The title of this blog may look a bit strange, because we typically hear, “follow the leader.” The problem is that “follow the leader” does not always apply.
Many years ago, I had prostate cancer and needed to have surgery. So, I began investigating where I should go for the procedure. Those I asked told me to go to the best place and that was either John Hopkins in Baltimore, or the Mayo clinic. These are the best, I was told. And I was about to make an appointment, when I was directed to consult with a recent medical school graduate who in fact started screaming at me and insisting, “Don't go to Mayo! Don't go to the John Hopkins!”
He went on to say that, because facilities like John Hopkins and Mayo are leaders, to maintain leadership they must continue what they're doing well. They're not prone to accept new technologies easily because they're afraid of losing ground statistically, losing their position as a leader.
At that time, a totally new technology was emerging: A robot-assisted surgery incorporating a Doppler ultrasound, which is now very common.
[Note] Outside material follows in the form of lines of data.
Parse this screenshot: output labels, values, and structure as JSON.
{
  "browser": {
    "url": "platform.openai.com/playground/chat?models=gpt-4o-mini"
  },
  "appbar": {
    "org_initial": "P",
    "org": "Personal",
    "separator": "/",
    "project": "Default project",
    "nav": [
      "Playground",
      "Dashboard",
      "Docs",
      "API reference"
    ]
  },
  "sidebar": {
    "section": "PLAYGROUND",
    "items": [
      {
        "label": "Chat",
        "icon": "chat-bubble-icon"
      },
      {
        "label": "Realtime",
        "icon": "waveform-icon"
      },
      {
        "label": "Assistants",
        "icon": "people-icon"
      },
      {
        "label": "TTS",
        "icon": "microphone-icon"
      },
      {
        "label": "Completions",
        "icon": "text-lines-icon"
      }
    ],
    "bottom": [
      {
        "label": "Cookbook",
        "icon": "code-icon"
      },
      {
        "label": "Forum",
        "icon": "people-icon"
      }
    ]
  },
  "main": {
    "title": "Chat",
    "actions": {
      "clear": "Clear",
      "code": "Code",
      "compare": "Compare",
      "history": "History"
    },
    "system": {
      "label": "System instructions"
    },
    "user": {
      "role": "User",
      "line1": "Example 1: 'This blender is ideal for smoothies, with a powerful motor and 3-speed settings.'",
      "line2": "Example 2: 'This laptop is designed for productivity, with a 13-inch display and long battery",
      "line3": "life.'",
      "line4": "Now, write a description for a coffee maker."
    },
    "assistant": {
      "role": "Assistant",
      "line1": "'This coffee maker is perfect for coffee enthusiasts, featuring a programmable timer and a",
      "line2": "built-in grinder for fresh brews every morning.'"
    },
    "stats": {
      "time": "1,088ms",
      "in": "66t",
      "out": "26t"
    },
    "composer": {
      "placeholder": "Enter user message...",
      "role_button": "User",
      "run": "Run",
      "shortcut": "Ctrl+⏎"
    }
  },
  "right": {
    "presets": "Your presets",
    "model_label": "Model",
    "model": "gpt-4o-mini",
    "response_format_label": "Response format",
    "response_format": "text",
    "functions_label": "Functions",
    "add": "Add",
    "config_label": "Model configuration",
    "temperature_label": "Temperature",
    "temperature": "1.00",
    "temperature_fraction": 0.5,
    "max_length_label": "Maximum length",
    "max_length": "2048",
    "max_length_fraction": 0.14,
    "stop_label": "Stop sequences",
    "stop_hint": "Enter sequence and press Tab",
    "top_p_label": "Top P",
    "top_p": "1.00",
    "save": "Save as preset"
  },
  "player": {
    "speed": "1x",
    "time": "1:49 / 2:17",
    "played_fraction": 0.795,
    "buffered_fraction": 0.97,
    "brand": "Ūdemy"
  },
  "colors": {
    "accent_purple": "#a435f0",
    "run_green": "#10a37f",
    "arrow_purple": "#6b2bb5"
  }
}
The surgery is done without the surgeon even being in the room. Rather, he conducts the surgery via a computer from another location. This young doctor said to me, “Look at the three places where they are trying a new technology. Don't go to the leaders because the leaders resist new technologies that are not yet proven. They wait until it becomes mainstream.”
This type of logic can apply to many fields of knowledge. The leaders stick to what made them a leader. Meanwhile, new innovations are done in a garage somewhere, and they dare to innovate because they do not have to prove themselves to maintain a leadership position.
How do you catch a monkey?
Find a hole in a tree that is just a bit bigger than a monkey’s fist. Put a coconut in the hole. The monkey will put his hand in the hole, grab the coconut, but now his hand plus the coconut are too big to pull out. The monkey will stay put, holding the coconut. The monkey is the prisoner of his success , it found a coconut.
The more successful you are, the more you might be holding onto a coconut and refusing to change. The result will be that your competition that isn’t holding a coconut is free to roam the forest—and beat you in the marketplace.
The moral of this story:
Your present success could be the reason for your future failure.